"""

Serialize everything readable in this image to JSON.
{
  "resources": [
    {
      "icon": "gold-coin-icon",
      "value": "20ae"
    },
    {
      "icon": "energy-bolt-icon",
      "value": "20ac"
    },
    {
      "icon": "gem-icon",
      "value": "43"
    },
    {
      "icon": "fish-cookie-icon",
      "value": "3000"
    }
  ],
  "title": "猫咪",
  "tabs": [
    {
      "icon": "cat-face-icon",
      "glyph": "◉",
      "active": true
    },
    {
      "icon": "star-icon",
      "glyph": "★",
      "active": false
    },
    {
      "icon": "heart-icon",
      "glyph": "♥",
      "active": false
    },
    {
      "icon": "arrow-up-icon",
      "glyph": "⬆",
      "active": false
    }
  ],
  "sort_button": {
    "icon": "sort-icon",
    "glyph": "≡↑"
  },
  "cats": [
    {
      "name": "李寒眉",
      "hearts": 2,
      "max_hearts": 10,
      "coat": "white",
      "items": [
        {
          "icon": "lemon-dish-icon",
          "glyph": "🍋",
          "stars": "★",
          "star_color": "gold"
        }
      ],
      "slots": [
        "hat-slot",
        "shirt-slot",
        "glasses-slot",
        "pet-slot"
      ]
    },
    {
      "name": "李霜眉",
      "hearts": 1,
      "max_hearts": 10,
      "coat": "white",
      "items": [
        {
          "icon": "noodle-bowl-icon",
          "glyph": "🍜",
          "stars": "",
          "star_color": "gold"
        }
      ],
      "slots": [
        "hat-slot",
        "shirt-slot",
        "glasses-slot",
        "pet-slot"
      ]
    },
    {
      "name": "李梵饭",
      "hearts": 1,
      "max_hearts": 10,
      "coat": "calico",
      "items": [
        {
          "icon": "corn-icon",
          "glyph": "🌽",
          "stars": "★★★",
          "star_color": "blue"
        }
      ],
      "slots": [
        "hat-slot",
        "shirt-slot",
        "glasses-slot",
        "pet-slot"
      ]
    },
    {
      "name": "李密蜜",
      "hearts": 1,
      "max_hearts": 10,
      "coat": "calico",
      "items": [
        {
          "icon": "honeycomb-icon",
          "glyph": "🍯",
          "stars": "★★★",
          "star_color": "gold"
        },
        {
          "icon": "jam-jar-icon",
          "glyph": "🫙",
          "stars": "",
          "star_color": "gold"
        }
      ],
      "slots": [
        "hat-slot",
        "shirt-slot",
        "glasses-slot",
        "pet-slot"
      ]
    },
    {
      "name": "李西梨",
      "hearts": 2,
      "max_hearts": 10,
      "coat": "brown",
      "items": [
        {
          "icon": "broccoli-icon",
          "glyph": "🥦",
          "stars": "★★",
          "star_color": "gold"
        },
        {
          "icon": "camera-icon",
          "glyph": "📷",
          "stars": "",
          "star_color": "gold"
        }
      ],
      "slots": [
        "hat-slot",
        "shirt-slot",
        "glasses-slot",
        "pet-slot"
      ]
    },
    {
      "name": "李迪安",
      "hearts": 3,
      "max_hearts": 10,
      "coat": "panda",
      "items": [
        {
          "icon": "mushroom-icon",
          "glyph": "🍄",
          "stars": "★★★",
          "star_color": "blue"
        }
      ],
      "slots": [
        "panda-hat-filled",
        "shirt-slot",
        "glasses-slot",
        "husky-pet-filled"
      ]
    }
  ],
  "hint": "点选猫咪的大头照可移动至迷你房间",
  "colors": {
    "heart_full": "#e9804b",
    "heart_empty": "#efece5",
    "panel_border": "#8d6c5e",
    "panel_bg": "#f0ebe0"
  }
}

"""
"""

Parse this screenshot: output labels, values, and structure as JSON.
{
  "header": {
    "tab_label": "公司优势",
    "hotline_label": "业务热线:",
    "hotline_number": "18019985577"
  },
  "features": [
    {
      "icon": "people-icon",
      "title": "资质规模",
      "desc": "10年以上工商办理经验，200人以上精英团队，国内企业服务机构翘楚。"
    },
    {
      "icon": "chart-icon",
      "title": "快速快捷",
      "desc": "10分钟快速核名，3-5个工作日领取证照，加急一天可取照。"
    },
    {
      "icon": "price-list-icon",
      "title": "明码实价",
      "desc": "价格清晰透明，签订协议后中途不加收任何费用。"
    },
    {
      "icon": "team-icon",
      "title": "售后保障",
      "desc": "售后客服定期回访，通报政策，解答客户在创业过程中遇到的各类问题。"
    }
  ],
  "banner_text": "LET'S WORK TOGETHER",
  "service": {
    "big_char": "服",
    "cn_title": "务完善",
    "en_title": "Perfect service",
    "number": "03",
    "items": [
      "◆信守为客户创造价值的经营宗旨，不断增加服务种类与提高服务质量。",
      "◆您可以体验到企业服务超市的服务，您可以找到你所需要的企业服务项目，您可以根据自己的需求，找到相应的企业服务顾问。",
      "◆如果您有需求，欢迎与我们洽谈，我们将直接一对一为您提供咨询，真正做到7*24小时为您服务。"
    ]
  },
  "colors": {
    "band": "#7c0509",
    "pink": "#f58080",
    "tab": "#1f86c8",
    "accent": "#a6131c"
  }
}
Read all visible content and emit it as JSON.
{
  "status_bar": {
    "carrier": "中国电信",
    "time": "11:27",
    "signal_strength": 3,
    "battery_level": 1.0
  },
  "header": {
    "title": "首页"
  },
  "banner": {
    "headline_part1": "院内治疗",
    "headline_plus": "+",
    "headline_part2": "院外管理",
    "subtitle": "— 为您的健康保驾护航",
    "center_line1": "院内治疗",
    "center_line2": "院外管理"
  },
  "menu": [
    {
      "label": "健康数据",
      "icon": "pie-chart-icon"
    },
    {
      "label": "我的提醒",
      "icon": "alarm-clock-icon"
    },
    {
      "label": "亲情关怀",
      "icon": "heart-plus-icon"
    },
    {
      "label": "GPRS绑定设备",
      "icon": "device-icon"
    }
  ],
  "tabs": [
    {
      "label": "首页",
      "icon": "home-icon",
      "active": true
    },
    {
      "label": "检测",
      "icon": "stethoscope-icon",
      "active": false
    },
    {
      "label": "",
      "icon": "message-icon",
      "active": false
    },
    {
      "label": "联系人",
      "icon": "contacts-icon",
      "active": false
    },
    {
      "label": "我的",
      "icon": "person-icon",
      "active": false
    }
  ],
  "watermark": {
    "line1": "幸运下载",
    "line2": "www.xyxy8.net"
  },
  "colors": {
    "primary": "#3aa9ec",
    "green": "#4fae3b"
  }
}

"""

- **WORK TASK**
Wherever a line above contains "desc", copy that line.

- **WORKED SOLUTION**
      "desc": "10年以上工商办理经验，200人以上精英团队，国内企业服务机构翘楚。"
      "desc": "10分钟快速核名，3-5个工作日领取证照，加急一天可取照。"
      "desc": "价格清晰透明，签订协议后中途不加收任何费用。"
      "desc": "售后客服定期回访，通报政策，解答客户在创业过程中遇到的各类问题。"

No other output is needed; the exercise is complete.